The Beginnings Of The Tech Revolution In Pakistan
Pakistan’s media landscape is new to the use of technology in the newsroom. One of the biggest challenges is reconciling the different cultures that collide when technology, journalism and data cross paths.
The tech community in Pakistan is vibrant but has largely been associated with commerce. Consequently the developer community has limited experience interacting with and understanding the needs of media and civic organizations.
Pakistani media organizations themselves have had a long history of thinking of technology as a necessary but tangential tool that is essential for publishing. Online journalism is new and fledgling, albeit a little sidelined and secondary in most major media organizations. Only recently have Dawn, The Express Tribune and other major media organizations started to beef up their online platforms as a major dissemination source with others taking notice and expanding slowly.
Working with data in Pakistan
Added to this media and technology landscape are the challenges of working with data in Pakistan. To start with, the state usually collects and controls data related to civic and social enterprises. Despite recent policy changes that give the public more access to this data, the format and type of data remains problematic in terms of how quickly and effectively it can be used for modeling and manipulation.
Last May, Pakistan’s first data bootcamp took place at the Centre for Excellence in Journalism in Karachi. Almost 60 people attended, including a mix of journalists, developers, designers and civic activists from all over Pakistan.
On the final day of the three-day d|Bootcamp, a panel discussion brought together top leaders working with data in Pakistan. Moderated by Khurram Husain, assistant editor at Dawn, the discussion focused on the challenges that panelists face working with and around data in Pakistan.
Saman Naz of Alif Ailaan, a data-driven advocacy campaign for education, stated that the quality of data related to education is a problem. Asif Saeed Memon, associate fellow at Sustainable Development Policy Institute (SDPI) which runs Pakistan’s only data portal data.org.pk, pointed out that this leads to a distorted picture of the issue and poor policy decisions. Apart from standardization and accuracy, timeliness and lack of data are also roadblocks. Pakistan has not had a census since 1998.
Data exists but is not available, it has to be easily accessible and anonymised. There is an inequality of access to data @asifsaeedmemon— Rahma M Mian (@RahmaMian) May 9, 2015
Fahim Zaman, former administrator in Karachi who now runs the data project for Dawn media group, pointed out that though it is inconsistent, government data is available. However, getting that data is another problem not only because of complicated bureaucratic structures and processes but also fear of accountability.
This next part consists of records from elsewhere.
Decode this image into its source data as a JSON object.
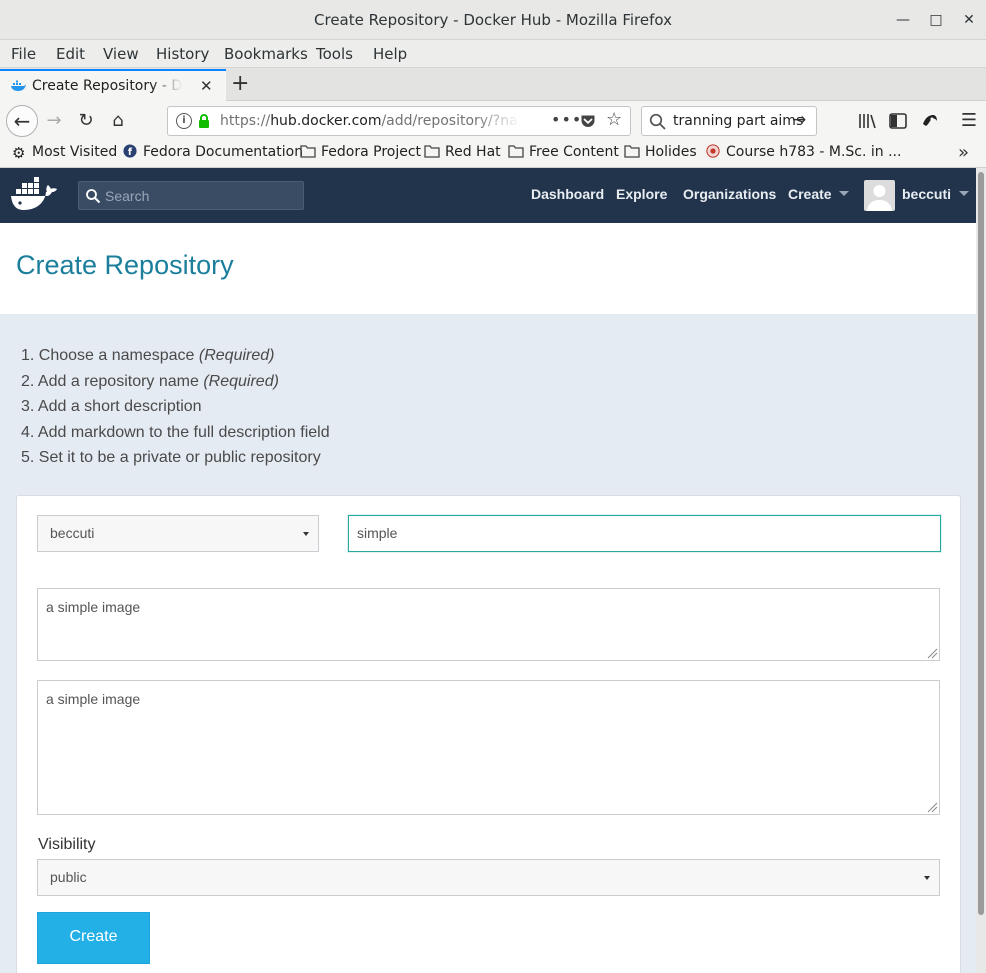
{
  "window": {
    "title": "Create Repository - Docker Hub - Mozilla Firefox",
    "buttons": {
      "minimize": "—",
      "maximize": "□",
      "close": "✕"
    }
  },
  "menu": [
    "File",
    "Edit",
    "View",
    "History",
    "Bookmarks",
    "Tools",
    "Help"
  ],
  "tab": {
    "label": "Create Repository - Docker Hub",
    "close": "✕",
    "new": "+"
  },
  "toolbar": {
    "url_host": "hub.docker.com",
    "url_prefix": "https://",
    "url_path": "/add/repository/?name",
    "more": "•••",
    "search_value": "tranning part aims"
  },
  "bookmarks": [
    {
      "label": "Most Visited",
      "icon": "gear-icon"
    },
    {
      "label": "Fedora Documentation",
      "icon": "fedora-icon"
    },
    {
      "label": "Fedora Project",
      "icon": "folder-icon"
    },
    {
      "label": "Red Hat",
      "icon": "folder-icon"
    },
    {
      "label": "Free Content",
      "icon": "folder-icon"
    },
    {
      "label": "Holides",
      "icon": "folder-icon"
    },
    {
      "label": "Course h783 - M.Sc. in ...",
      "icon": "course-icon"
    }
  ],
  "dockerhub": {
    "search_placeholder": "Search",
    "nav": [
      "Dashboard",
      "Explore",
      "Organizations",
      "Create"
    ],
    "user": "beccuti",
    "colors": {
      "nav_bg": "#22344c",
      "accent": "#1b7f9c",
      "button": "#23b0e6"
    }
  },
  "page": {
    "title": "Create Repository",
    "steps": [
      {
        "text": "1. Choose a namespace ",
        "note": "(Required)"
      },
      {
        "text": "2. Add a repository name ",
        "note": "(Required)"
      },
      {
        "text": "3. Add a short description",
        "note": ""
      },
      {
        "text": "4. Add markdown to the full description field",
        "note": ""
      },
      {
        "text": "5. Set it to be a private or public repository",
        "note": ""
      }
    ]
  },
  "form": {
    "namespace": "beccuti",
    "name": "simple",
    "short_description": "a simple image",
    "full_description": "a simple image",
    "visibility_label": "Visibility",
    "visibility": "public",
    "submit": "Create"
  }
}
Burhan Rasool, director of software engineering for Punjab Information Technology Board (PITB), outlined challenges within the government with data collection and management. For him the first step for data-based policy making must be setting up systems for data collection and vetting in the government.
Despite limited access to standardized data in Pakistan, the d|Bootcamp was a positive first step in not only starting a conversation about the importance of open data and open government in Pakistan, but also creating linkages between technologists and journalists.
This multidisciplinary aspect was definitely the bootcamp’s highlight. Not only did participants from different backgrounds come together to learn and collaborate but they also worked on creating diverse and fascinating data-focused civic engagement projects, all in the span of three days.
Out of the 58 participants, 49 pitched project ideas. Participants selected 10 of these ideas and multidisciplinary teams were formed to work on prototypes, with the help of trainers and mentors. Out of the 10, the top five qualified for an aftercare program that is enabling them to develop web and mobile apps and tools based on their prototypes.
The winning projects cover a range of topics: violence against women, price comparison of everyday commodities, crime mapping and status of minorities in Pakistan.
With these five winning projects we hope to kickstart the convergence of data, civic media and technology in Pakistan. The projects will partner with leading media and civic organizations to give citizens access to helpful information. We hope they also will pave the way for other such events, encourage media professionals to collaborate with technologists and explore better ways of not only telling stories but also reimagining how information is consumed and used in Pakistan.
Rahma Mian is an ICFJ Knight Fellow based in Pakistan. She is creating a citizen-engagement lab in Pakistan to support data-driven media projects, and is improving collaboration between news technology and open government communities across Pakistan.
This post is also published on IJNet, which is produced by ICFJ.
Images taken from the d|Bootcamp site.